It is more than 40 years since the prototype green economist Kenneth Boulding made the distinction between a linear and a circular economy.
The linear economy takes in raw materials at one end, and uses energy to transform them into complex products, which are sold in the market. The transformation process creates wastes; and built-in obsolescence ensures that much sooner than is necessary the products themselves are waste too. This rapid cycling of materials and energy enables the extraction of profits, but in terms of an energy-limited and materials-limited planet it is a disaster.
The economic holy grail
Since that time the holy grail of environmentally minded economists has been the closed-loop system, which mirrors the circular flow of materials and energy in natural systems. Perhaps the best image we can use to model the closed-loop system is that of compost. We take vegetables from the ground, their peelings can be allowed to decompose to produce more soil, which can then be the beginning of a new process of producing more vegetables. Our consumption is just one part of a natural circular flow.
It is no coincidence that the image for the good life — in green economics terms — is embedded in the land, for in our romantic notions that is where natural systems prevail and natural species, including the human species, live in a primeval balance with nature. The neoclassical economists, by contrast, have forgotten about land almost entirely.
Economics has been focused on trade rather than land for 250 years, since the physiocrats, with their conception of Mother Earth as the source of all value, were supplanted by the marketeers. Their opponents the mercantilists argued for a market regulated so as to ensure the most efficient and rapid production of manufactured goods, which could then be traded. They began to equate wealth with money, in contrast to the physiocratic view that all wealth came from the land.

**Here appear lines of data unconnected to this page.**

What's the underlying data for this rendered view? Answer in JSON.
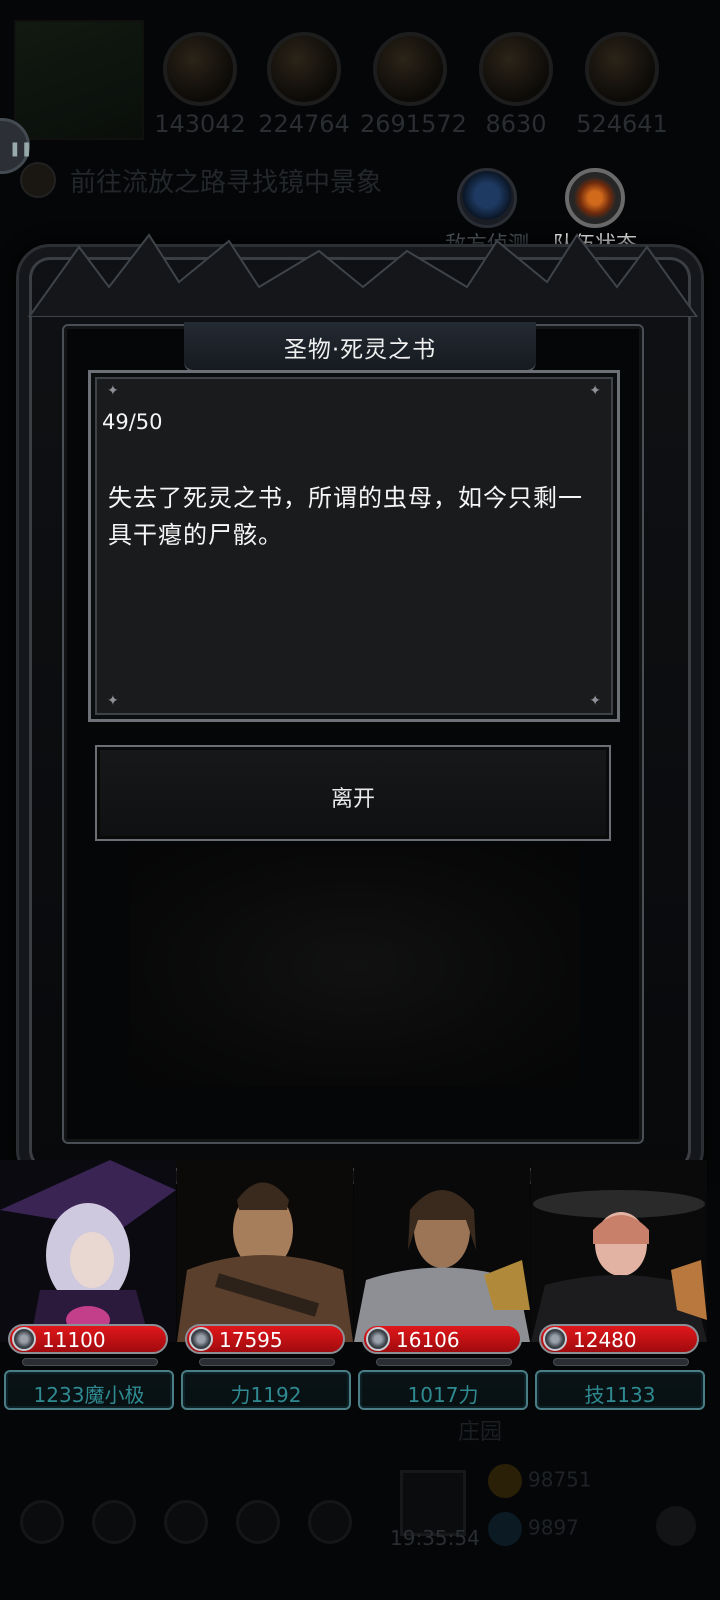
{
  "hud": {
    "resources": [
      {
        "icon": "ore-orb-icon",
        "value": "143042"
      },
      {
        "icon": "wood-orb-icon",
        "value": "224764"
      },
      {
        "icon": "stone-orb-icon",
        "value": "2691572"
      },
      {
        "icon": "crystal-orb-icon",
        "value": "8630"
      },
      {
        "icon": "coal-orb-icon",
        "value": "524641"
      }
    ],
    "quest_text": "前往流放之路寻找镜中景象",
    "enemy_scout_label": "敌方侦测",
    "team_status_label": "队伍状态"
  },
  "dialog": {
    "title": "圣物·死灵之书",
    "progress": "49/50",
    "story": "失去了死灵之书，所谓的虫母，如今只剩一具干瘪的尸骸。",
    "leave_button": "离开"
  },
  "heroes": [
    {
      "name": "witch",
      "hp": "11100",
      "stat": "1233魔小极",
      "palette": [
        "#3a2454",
        "#cfc9e0",
        "#c43f8a"
      ]
    },
    {
      "name": "barbarian",
      "hp": "17595",
      "stat": "力1192",
      "palette": [
        "#5a3f2c",
        "#a77e5c",
        "#2d2219"
      ]
    },
    {
      "name": "knight",
      "hp": "16106",
      "stat": "1017力",
      "palette": [
        "#3a2a1e",
        "#8d8f94",
        "#b08a3a"
      ]
    },
    {
      "name": "rogue",
      "hp": "12480",
      "stat": "技1133",
      "palette": [
        "#2a2a2a",
        "#c9806b",
        "#b9793e"
      ]
    }
  ],
  "bottom": {
    "estate_label": "庄园",
    "clock": "19:35:54",
    "currency_1": "98751",
    "currency_2": "9897"
  },
  "colors": {
    "hp_red": "#d3141a",
    "stat_teal": "#2f8a92",
    "frame_silver": "#6d7076"
  }
}
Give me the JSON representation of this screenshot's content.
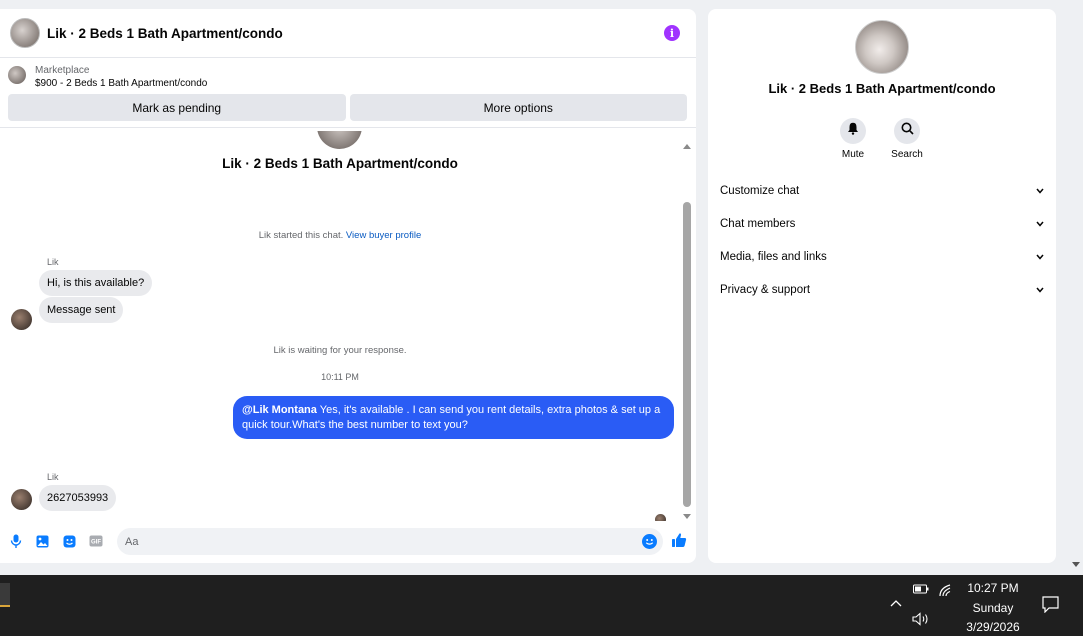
{
  "chat": {
    "title": "Lik · 2 Beds 1 Bath Apartment/condo",
    "marketplace_label": "Marketplace",
    "listing": "$900 - 2 Beds 1 Bath Apartment/condo",
    "mark_pending": "Mark as pending",
    "more_options": "More options",
    "conversation_title": "Lik · 2 Beds 1 Bath Apartment/condo",
    "started_text": "Lik started this chat.",
    "view_buyer_profile": "View buyer profile",
    "messages": [
      {
        "sender": "Lik",
        "text": "Hi, is this available?"
      },
      {
        "text": "Message sent"
      }
    ],
    "waiting_text": "Lik is waiting for your response.",
    "timestamp": "10:11 PM",
    "outgoing": {
      "mention": "@Lik Montana",
      "text": " Yes, it's available .  I can send you rent details, extra photos & set up a quick tour.What's the best number to text you?"
    },
    "reply": {
      "sender": "Lik",
      "text": "2627053993"
    },
    "input_placeholder": "Aa"
  },
  "info": {
    "title": "Lik · 2 Beds 1 Bath Apartment/condo",
    "mute": "Mute",
    "search": "Search",
    "sections": [
      "Customize chat",
      "Chat members",
      "Media, files and links",
      "Privacy & support"
    ]
  },
  "taskbar": {
    "time": "10:27 PM",
    "day": "Sunday",
    "date": "3/29/2026"
  },
  "colors": {
    "accent": "#2a5cf5",
    "info_icon": "#a033ff",
    "link": "#0a5bc2",
    "composer_icons": "#0a7cff"
  }
}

The mercantilists in turn were brushed aside by Adam Smith’s invisible hand and David Ricardo’s idealisation of the merchant, and ‘the land’, which we might see as at least partly analogous to ‘the environment’, slipped from the central place in thinking about the economy that it had always held.
Taking back the land
A hugely ambitious report soon to emerge from the Dublin-based think-tank FEASTA puts land right back at the centre of our thinking about economics — and specifically the economics of climate change. In contrast to the crazed schemes to cover the earth with mirrors or bury millions of tonnes of liquid CO2, this report into carbon cycles and sinks beings to outline a new partnership with the earth. Through afforestation, changed farming practices and the use of pyrolysis rather than decomposition to recycle our vegetable wastes, it offers creative thinking about how we might reinforce rather than undermine the cyclical wonder of nature’s chemistry.
Proposals for geoengineering can be high-risk, especially when they come under the rubric of ‘ecosystem services’, a prostitution of beautiful biology to repair the damage of destructive industrialisation. Any plan to use natural sinks for our excess CO2 emissions can only work on the basis of three absolute conditions: that they are not used as a substitute for tackling our unsustainable production and consumption systems; that land with sequestration potential is viewed as a commons to be governed democratically; and that any value that is created through the beneficial use of that land stays with the communities who inhabit it.
It would be comforting to think that the return of land to its place at the centre of economic debate indicates a renewed respect for the natural world among a community of scholars who are unique in using the word exploitation without a hint of shame. Sadly, no such conversion has taken place, which is why we must watch the developing debate over carbon sinks with caution and care.